20 Jul “Successful Project Delivery”
Riskwest recently co-hosted a panel session on ‘Successful Project Delivery’ with the Department of Transport at Albert Facey House in Perth. This provided the opportunity to hear a number of different perspectives on how to ensure the successful delivery of projects, whilst managing and balancing stakeholder expectations, timelines and budgets.
The panel members were Colin Harris (Project Manager with WA Police), Mike Maloney (General Manager Operations, Regional North, LandCorp) and Jim Hodges (Partner, Riskwest). The session was facilitated by Mark Humphreys (Partner, Riskwest).
Colin Harris is a highly experienced Project Manager and Program Manager with Fujitsu. Since January 2012, Colin has operated in the role of ‘Western Australian Police (WAPOL) – State Intelligence (SI) Program Manager’ (under contract with Fujitsu). His responsibilities include introducing a program structure and related disciplines to the large number of SI business and technical change projects and initiatives being planned or progressed; providing the SI executive team with a reporting mechanism that provides visibility to milestones, dependencies, budget performance and the progress of individual projects and program as a whole; supporting the development or refresh of divisional Business Continuity and Risk Management plans; and providing project management oversight for SI projects. Colin stressed the importance of using common language, and making sure that frameworks (like PRMBOK and Prince2) are appropriately tailored for the context. Colin emphasised the need to manage by deliverables, and focus on outcomes. He talked through the importance of stakeholder mapping, developing an energetic project team, implementing ‘fit for purpose’ governance and decision making. He left attendees with the reminder “don’t try to be the subject matter expert” and “make sure you balance the ‘black hats’ versus ‘group think’”.

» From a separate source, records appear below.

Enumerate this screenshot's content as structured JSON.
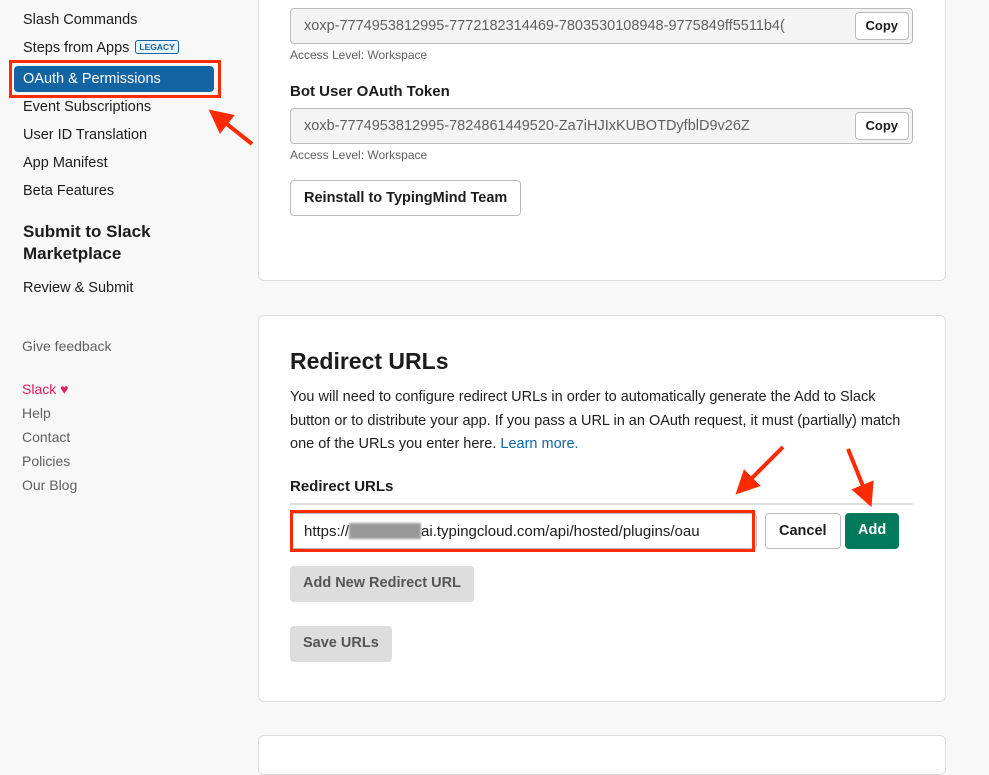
{
  "sidebar": {
    "items": [
      "Slash Commands",
      "Steps from Apps",
      "OAuth & Permissions",
      "Event Subscriptions",
      "User ID Translation",
      "App Manifest",
      "Beta Features"
    ],
    "legacy_badge": "LEGACY",
    "submit_section_title": "Submit to Slack Marketplace",
    "review_submit": "Review & Submit",
    "give_feedback": "Give feedback",
    "footer": {
      "slack": "Slack",
      "heart": "♥",
      "help": "Help",
      "contact": "Contact",
      "policies": "Policies",
      "blog": "Our Blog"
    }
  },
  "tokens": {
    "user_token": "xoxp-7774953812995-7772182314469-7803530108948-9775849ff5511b4(",
    "user_access": "Access Level: Workspace",
    "bot_label": "Bot User OAuth Token",
    "bot_token": "xoxb-7774953812995-7824861449520-Za7iHJIxKUBOTDyfblD9v26Z",
    "bot_access": "Access Level: Workspace",
    "copy_label": "Copy",
    "reinstall_label": "Reinstall to TypingMind Team"
  },
  "redirect": {
    "title": "Redirect URLs",
    "description": "You will need to configure redirect URLs in order to automatically generate the Add to Slack button or to distribute your app. If you pass a URL in an OAuth request, it must (partially) match one of the URLs you enter here.",
    "learn_more": "Learn more.",
    "field_label": "Redirect URLs",
    "url_prefix": "https://",
    "url_suffix": "ai.typingcloud.com/api/hosted/plugins/oau",
    "cancel_label": "Cancel",
    "add_label": "Add",
    "add_new_label": "Add New Redirect URL",
    "save_label": "Save URLs"
  },
  "colors": {
    "accent": "#1264a3",
    "add_green": "#007a5a",
    "highlight": "#ff2a00",
    "slack_pink": "#e01e5a"
  }
}
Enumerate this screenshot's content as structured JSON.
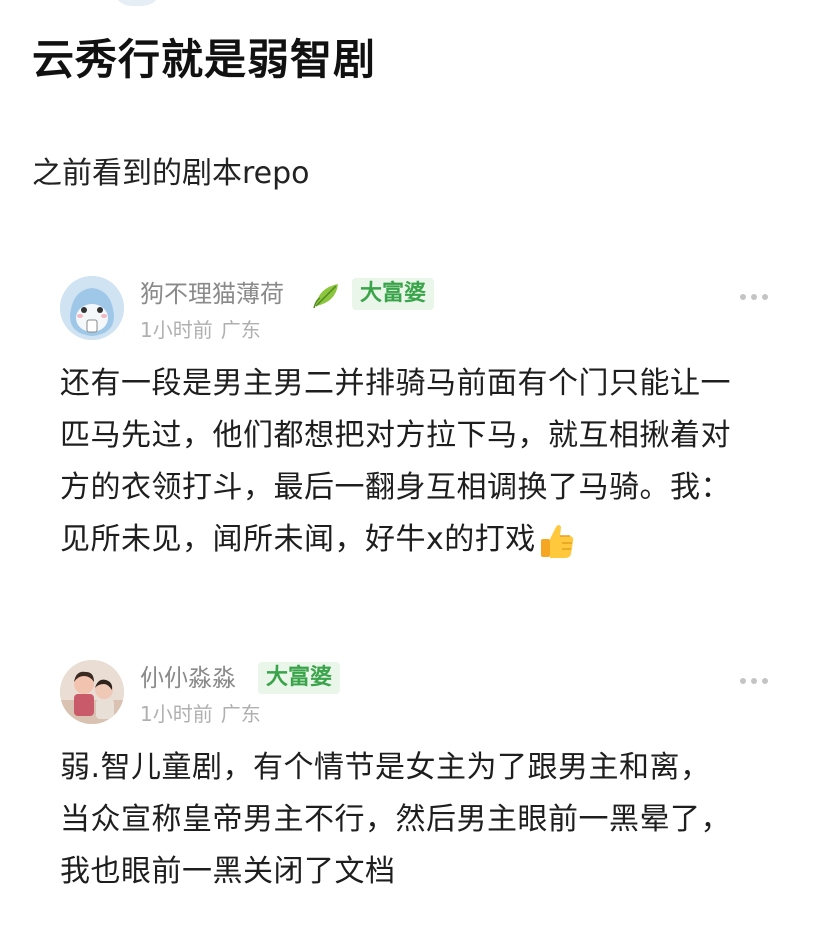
{
  "post": {
    "title": "云秀行就是弱智剧",
    "subtitle": "之前看到的剧本repo"
  },
  "comments": [
    {
      "username": "狗不理猫薄荷",
      "badge": "大富婆",
      "time": "1小时前",
      "location": "广东",
      "avatar_icon": "cartoon-avatar-icon",
      "lines": [
        "还有一段是男主男二并排骑马前面有个门只能让一",
        "匹马先过，他们都想把对方拉下马，就互相揪着对",
        "方的衣领打斗，最后一翻身互相调换了马骑。我：",
        "见所未见，闻所未闻，好牛x的打戏"
      ]
    },
    {
      "username": "仦仦淼淼",
      "badge": "大富婆",
      "time": "1小时前",
      "location": "广东",
      "avatar_icon": "photo-avatar-icon",
      "lines": [
        "弱.智儿童剧，有个情节是女主为了跟男主和离，",
        "当众宣称皇帝男主不行，然后男主眼前一黑晕了，",
        "我也眼前一黑关闭了文档"
      ]
    }
  ],
  "colors": {
    "badge_text": "#3aa44a",
    "badge_bg": "#eaf6ea",
    "meta_text": "#b0b0b0",
    "username_text": "#8a8a8a"
  }
}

Mike Maloney is the Executive Team member at LandCorp responsible for all of LandCorp’s regional north operations. He has over 30 years’ experience in both the public and private contracting sectors. Mike has been involved in the evolution of some of the State’s most important and complex developments. These have included creation of strategic elements of Joondalup City, the delivery of Pilbara Cities and development of the Ord-Kimberley Expansion Project; key strategic priorities for the State Government. He is a key player in ‘Directions 2031 and Beyond’, ‘Pilbara Cities’, ‘Royalties for Regions’ and ‘Regional Development Assistance Program’. Mike emphasised the importance of project manager ownership and structure, senior management commitment, stakeholder management and the use of sessions to consider both risk and opportunity. Mike talked about the need to purposefully scope projects, encouraging attendees “to know ‘what you don’t know’” and “to celebrate the successes”.
Jim Hodges is a Partner at Riskwest, and has over thirty years of experience across a large variety of different industries. His experience includes the implementation of enterprise wide risk management frameworks for major projects including Perth City Link Rail Alliance Project, Perth New Metro Rail Project, the South Australian Kanowna Belle Gold/Copper Mine and the North West Shelf Project. Over the past 25 years, Jim has facilitated over 2,500 workshops and planning sessions for executive committees, Boards, management and project teams focussing on a range of different issues and outcomes, including strategic, operational and project risks across the private sector, Government and Non-Governmental Organisations. Jim emphasised the importance of timely, accurate and consistent stakeholder communication, project planning with clear outcomes and deliverables, and building on different perspectives of risk (including insurable and non-insurable) rather than simply focussing on financial and insurable loss. Jim emphasised to attendees the need to “involve the right people at the right time”.
All the panellists talked through the main underpinning hallmarks of project success and failure, they discussed the role of risk management and change management in that determination. The pertinence of these points were highlighted in ‘Lessons Learned’ presented by Gateway New Zealand. This indicates that ‘…many projects still fail to follow standard good practices for risks and issues management; identification, assessment of likelihood, impact and residual impact after treatment, assigning ownership, and active iterative management throughout the project’, and ‘….the most common theme is the tendency of a project to focus on delivery of its asset with insufficient attention paid to ensuring that the necessary business changes are planned and controlled. This is particularly true of ICT-enabled business change projects, where there is a marked tendency to focus on the IT aspects and pay insufficient attention to the organisational changes required to support the new system’. The panellists finished by emphasising the benefits of a structured project management approach to ensure management of stakeholder expectations, communication, timeliness of planning, actions, decisions; ownership, accountability, clear authority levels, clear project objectives and appropriate resource management.
Please talk to your regular Riskwest contact or email firstname.lastname@example.org to find out more about our project risk management services.
 Gateway Review ‘Lessons Learned Report’ December 2013 (www.newzealand.govt.nz)